* YOUR OBJECTIVE *
Your copy should match the entries exactly, with no images carried over.

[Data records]
--*--

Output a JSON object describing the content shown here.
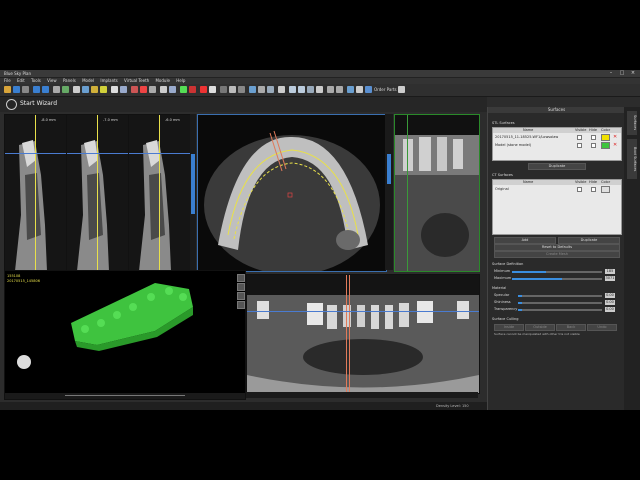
{
  "app": {
    "title": "Blue Sky Plan",
    "menu": [
      "File",
      "Edit",
      "Tools",
      "View",
      "Panels",
      "Model",
      "Implants",
      "Virtual Teeth",
      "Module",
      "Help"
    ],
    "order_parts": "Order Parts",
    "wizard_label": "Start Wizard"
  },
  "views": {
    "cross_labels": [
      "-8.0 mm",
      "-7.0 mm",
      "-6.0 mm"
    ],
    "ruler_marks": [
      "1",
      "2",
      "3",
      "4"
    ],
    "left_info_line1": "155108",
    "left_info_line2": "20170515_145806",
    "density_level": "Density Level: 150"
  },
  "surfaces_panel": {
    "title": "Surfaces",
    "stl_section": "STL Surfaces",
    "stl_columns": [
      "Name",
      "Visible",
      "Hide",
      "Color"
    ],
    "stl_rows": [
      {
        "name": "20170515_11-18525-WF1/Lowsolaw",
        "color": "#f0e000"
      },
      {
        "name": "Model (stone model)",
        "color": "#3ec43e"
      }
    ],
    "stl_button": "Duplicate",
    "ct_section": "CT Surfaces",
    "ct_columns": [
      "Name",
      "Visible",
      "Hide",
      "Color"
    ],
    "ct_rows": [
      {
        "name": "Original",
        "color": "#e0e0e0"
      }
    ],
    "add_button": "Add",
    "duplicate_button": "Duplicate",
    "reset_button": "Reset to Defaults",
    "create_mesh_button": "Create Mesh",
    "surface_def_section": "Surface Definition",
    "minimum_label": "Minimum",
    "maximum_label": "Maximum",
    "minimum_value": "185",
    "maximum_value": "3071",
    "material_section": "Material",
    "specular_label": "Specular",
    "shininess_label": "Shininess",
    "transparency_label": "Transparency",
    "specular_value": "0.00",
    "shininess_value": "0.00",
    "transparency_value": "0.00",
    "min_level": 0.38,
    "max_level": 0.56,
    "specular_level": 0.05,
    "shininess_level": 0.05,
    "transparency_level": 0.05,
    "culling_section": "Surface Culling",
    "culling_buttons": [
      "Inside",
      "Outside",
      "Back",
      "Undo"
    ],
    "culling_note": "Surface cannot be manipulated with other tris not visible"
  },
  "side_tabs": [
    "Surfaces",
    "Boot Surfaces"
  ]
}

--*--

* RESPONSE *
Output a JSON object describing the content shown here.
{
  "app": {
    "title": "Blue Sky Plan",
    "menu": [
      "File",
      "Edit",
      "Tools",
      "View",
      "Panels",
      "Model",
      "Implants",
      "Virtual Teeth",
      "Module",
      "Help"
    ],
    "order_parts": "Order Parts",
    "wizard_label": "Start Wizard"
  },
  "views": {
    "cross_labels": [
      "-8.0 mm",
      "-7.0 mm",
      "-6.0 mm"
    ],
    "ruler_marks": [
      "1",
      "2",
      "3",
      "4"
    ],
    "left_info_line1": "155108",
    "left_info_line2": "20170515_145806",
    "density_level": "Density Level: 150"
  },
  "surfaces_panel": {
    "title": "Surfaces",
    "stl_section": "STL Surfaces",
    "stl_columns": [
      "Name",
      "Visible",
      "Hide",
      "Color"
    ],
    "stl_rows": [
      {
        "name": "20170515_11-18525-WF1/Lowsolaw",
        "color": "#f0e000"
      },
      {
        "name": "Model (stone model)",
        "color": "#3ec43e"
      }
    ],
    "stl_button": "Duplicate",
    "ct_section": "CT Surfaces",
    "ct_columns": [
      "Name",
      "Visible",
      "Hide",
      "Color"
    ],
    "ct_rows": [
      {
        "name": "Original",
        "color": "#e0e0e0"
      }
    ],
    "add_button": "Add",
    "duplicate_button": "Duplicate",
    "reset_button": "Reset to Defaults",
    "create_mesh_button": "Create Mesh",
    "surface_def_section": "Surface Definition",
    "minimum_label": "Minimum",
    "maximum_label": "Maximum",
    "minimum_value": "185",
    "maximum_value": "3071",
    "material_section": "Material",
    "specular_label": "Specular",
    "shininess_label": "Shininess",
    "transparency_label": "Transparency",
    "specular_value": "0.00",
    "shininess_value": "0.00",
    "transparency_value": "0.00",
    "min_level": 0.38,
    "max_level": 0.56,
    "specular_level": 0.05,
    "shininess_level": 0.05,
    "transparency_level": 0.05,
    "culling_section": "Surface Culling",
    "culling_buttons": [
      "Inside",
      "Outside",
      "Back",
      "Undo"
    ],
    "culling_note": "Surface cannot be manipulated with other tris not visible"
  },
  "side_tabs": [
    "Surfaces",
    "Boot Surfaces"
  ]
}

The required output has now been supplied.